Task details:
Write the data out verbatim.
══ Stored data
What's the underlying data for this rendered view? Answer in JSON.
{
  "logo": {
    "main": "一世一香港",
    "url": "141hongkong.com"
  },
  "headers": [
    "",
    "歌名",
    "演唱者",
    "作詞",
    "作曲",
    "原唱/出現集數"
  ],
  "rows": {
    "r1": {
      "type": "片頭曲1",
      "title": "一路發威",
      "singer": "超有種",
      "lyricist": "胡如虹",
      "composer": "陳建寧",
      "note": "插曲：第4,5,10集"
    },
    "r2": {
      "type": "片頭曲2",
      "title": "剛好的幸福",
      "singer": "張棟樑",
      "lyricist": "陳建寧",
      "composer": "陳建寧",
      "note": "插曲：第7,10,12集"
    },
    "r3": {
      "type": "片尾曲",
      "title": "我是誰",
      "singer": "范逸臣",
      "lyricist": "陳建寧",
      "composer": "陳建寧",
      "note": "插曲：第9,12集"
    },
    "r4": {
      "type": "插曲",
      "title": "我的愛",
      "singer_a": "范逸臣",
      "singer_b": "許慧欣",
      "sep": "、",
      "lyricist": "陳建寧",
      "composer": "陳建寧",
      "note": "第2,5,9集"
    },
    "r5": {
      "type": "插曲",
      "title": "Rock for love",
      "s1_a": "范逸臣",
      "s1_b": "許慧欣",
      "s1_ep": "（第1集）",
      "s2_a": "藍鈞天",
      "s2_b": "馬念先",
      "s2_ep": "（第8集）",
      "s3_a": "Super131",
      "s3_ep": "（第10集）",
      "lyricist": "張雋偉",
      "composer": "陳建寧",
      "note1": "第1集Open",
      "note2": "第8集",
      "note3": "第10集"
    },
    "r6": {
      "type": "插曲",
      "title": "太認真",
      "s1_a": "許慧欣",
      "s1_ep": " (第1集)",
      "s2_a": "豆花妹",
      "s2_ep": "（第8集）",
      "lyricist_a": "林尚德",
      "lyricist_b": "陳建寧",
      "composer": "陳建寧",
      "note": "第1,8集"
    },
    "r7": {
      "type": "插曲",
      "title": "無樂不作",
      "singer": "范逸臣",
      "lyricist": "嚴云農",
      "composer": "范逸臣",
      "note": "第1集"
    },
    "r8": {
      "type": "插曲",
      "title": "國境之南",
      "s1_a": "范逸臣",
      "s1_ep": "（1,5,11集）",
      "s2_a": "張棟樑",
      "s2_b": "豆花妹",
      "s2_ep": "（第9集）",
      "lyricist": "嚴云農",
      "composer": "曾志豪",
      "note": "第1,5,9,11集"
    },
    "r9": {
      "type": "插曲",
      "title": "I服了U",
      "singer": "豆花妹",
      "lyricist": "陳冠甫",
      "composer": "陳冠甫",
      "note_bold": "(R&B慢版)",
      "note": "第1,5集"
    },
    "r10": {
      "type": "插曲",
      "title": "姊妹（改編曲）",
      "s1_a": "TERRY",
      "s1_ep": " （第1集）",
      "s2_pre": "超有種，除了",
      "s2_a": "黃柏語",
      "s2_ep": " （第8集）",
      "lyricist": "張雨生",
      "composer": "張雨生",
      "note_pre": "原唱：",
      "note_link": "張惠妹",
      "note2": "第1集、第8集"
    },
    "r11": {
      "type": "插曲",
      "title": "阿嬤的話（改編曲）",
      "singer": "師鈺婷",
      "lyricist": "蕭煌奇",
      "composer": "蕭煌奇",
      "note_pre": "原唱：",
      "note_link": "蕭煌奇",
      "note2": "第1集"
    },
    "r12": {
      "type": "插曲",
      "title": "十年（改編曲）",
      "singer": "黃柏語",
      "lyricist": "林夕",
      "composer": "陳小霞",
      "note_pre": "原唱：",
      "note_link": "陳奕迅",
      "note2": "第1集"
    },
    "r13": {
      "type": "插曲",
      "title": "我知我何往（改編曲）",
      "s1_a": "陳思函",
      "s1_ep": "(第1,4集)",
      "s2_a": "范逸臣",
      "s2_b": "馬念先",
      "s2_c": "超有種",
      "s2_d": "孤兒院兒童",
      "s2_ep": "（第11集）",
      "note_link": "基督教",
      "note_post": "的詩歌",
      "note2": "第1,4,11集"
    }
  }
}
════
Answer box:
What's the underlying data for this rendered view? Answer in JSON.
{
  "logo": {
    "main": "一世一香港",
    "url": "141hongkong.com"
  },
  "headers": [
    "",
    "歌名",
    "演唱者",
    "作詞",
    "作曲",
    "原唱/出現集數"
  ],
  "rows": {
    "r1": {
      "type": "片頭曲1",
      "title": "一路發威",
      "singer": "超有種",
      "lyricist": "胡如虹",
      "composer": "陳建寧",
      "note": "插曲：第4,5,10集"
    },
    "r2": {
      "type": "片頭曲2",
      "title": "剛好的幸福",
      "singer": "張棟樑",
      "lyricist": "陳建寧",
      "composer": "陳建寧",
      "note": "插曲：第7,10,12集"
    },
    "r3": {
      "type": "片尾曲",
      "title": "我是誰",
      "singer": "范逸臣",
      "lyricist": "陳建寧",
      "composer": "陳建寧",
      "note": "插曲：第9,12集"
    },
    "r4": {
      "type": "插曲",
      "title": "我的愛",
      "singer_a": "范逸臣",
      "singer_b": "許慧欣",
      "sep": "、",
      "lyricist": "陳建寧",
      "composer": "陳建寧",
      "note": "第2,5,9集"
    },
    "r5": {
      "type": "插曲",
      "title": "Rock for love",
      "s1_a": "范逸臣",
      "s1_b": "許慧欣",
      "s1_ep": "（第1集）",
      "s2_a": "藍鈞天",
      "s2_b": "馬念先",
      "s2_ep": "（第8集）",
      "s3_a": "Super131",
      "s3_ep": "（第10集）",
      "lyricist": "張雋偉",
      "composer": "陳建寧",
      "note1": "第1集Open",
      "note2": "第8集",
      "note3": "第10集"
    },
    "r6": {
      "type": "插曲",
      "title": "太認真",
      "s1_a": "許慧欣",
      "s1_ep": " (第1集)",
      "s2_a": "豆花妹",
      "s2_ep": "（第8集）",
      "lyricist_a": "林尚德",
      "lyricist_b": "陳建寧",
      "composer": "陳建寧",
      "note": "第1,8集"
    },
    "r7": {
      "type": "插曲",
      "title": "無樂不作",
      "singer": "范逸臣",
      "lyricist": "嚴云農",
      "composer": "范逸臣",
      "note": "第1集"
    },
    "r8": {
      "type": "插曲",
      "title": "國境之南",
      "s1_a": "范逸臣",
      "s1_ep": "（1,5,11集）",
      "s2_a": "張棟樑",
      "s2_b": "豆花妹",
      "s2_ep": "（第9集）",
      "lyricist": "嚴云農",
      "composer": "曾志豪",
      "note": "第1,5,9,11集"
    },
    "r9": {
      "type": "插曲",
      "title": "I服了U",
      "singer": "豆花妹",
      "lyricist": "陳冠甫",
      "composer": "陳冠甫",
      "note_bold": "(R&B慢版)",
      "note": "第1,5集"
    },
    "r10": {
      "type": "插曲",
      "title": "姊妹（改編曲）",
      "s1_a": "TERRY",
      "s1_ep": " （第1集）",
      "s2_pre": "超有種，除了",
      "s2_a": "黃柏語",
      "s2_ep": " （第8集）",
      "lyricist": "張雨生",
      "composer": "張雨生",
      "note_pre": "原唱：",
      "note_link": "張惠妹",
      "note2": "第1集、第8集"
    },
    "r11": {
      "type": "插曲",
      "title": "阿嬤的話（改編曲）",
      "singer": "師鈺婷",
      "lyricist": "蕭煌奇",
      "composer": "蕭煌奇",
      "note_pre": "原唱：",
      "note_link": "蕭煌奇",
      "note2": "第1集"
    },
    "r12": {
      "type": "插曲",
      "title": "十年（改編曲）",
      "singer": "黃柏語",
      "lyricist": "林夕",
      "composer": "陳小霞",
      "note_pre": "原唱：",
      "note_link": "陳奕迅",
      "note2": "第1集"
    },
    "r13": {
      "type": "插曲",
      "title": "我知我何往（改編曲）",
      "s1_a": "陳思函",
      "s1_ep": "(第1,4集)",
      "s2_a": "范逸臣",
      "s2_b": "馬念先",
      "s2_c": "超有種",
      "s2_d": "孤兒院兒童",
      "s2_ep": "（第11集）",
      "note_link": "基督教",
      "note_post": "的詩歌",
      "note2": "第1,4,11集"
    }
  }
}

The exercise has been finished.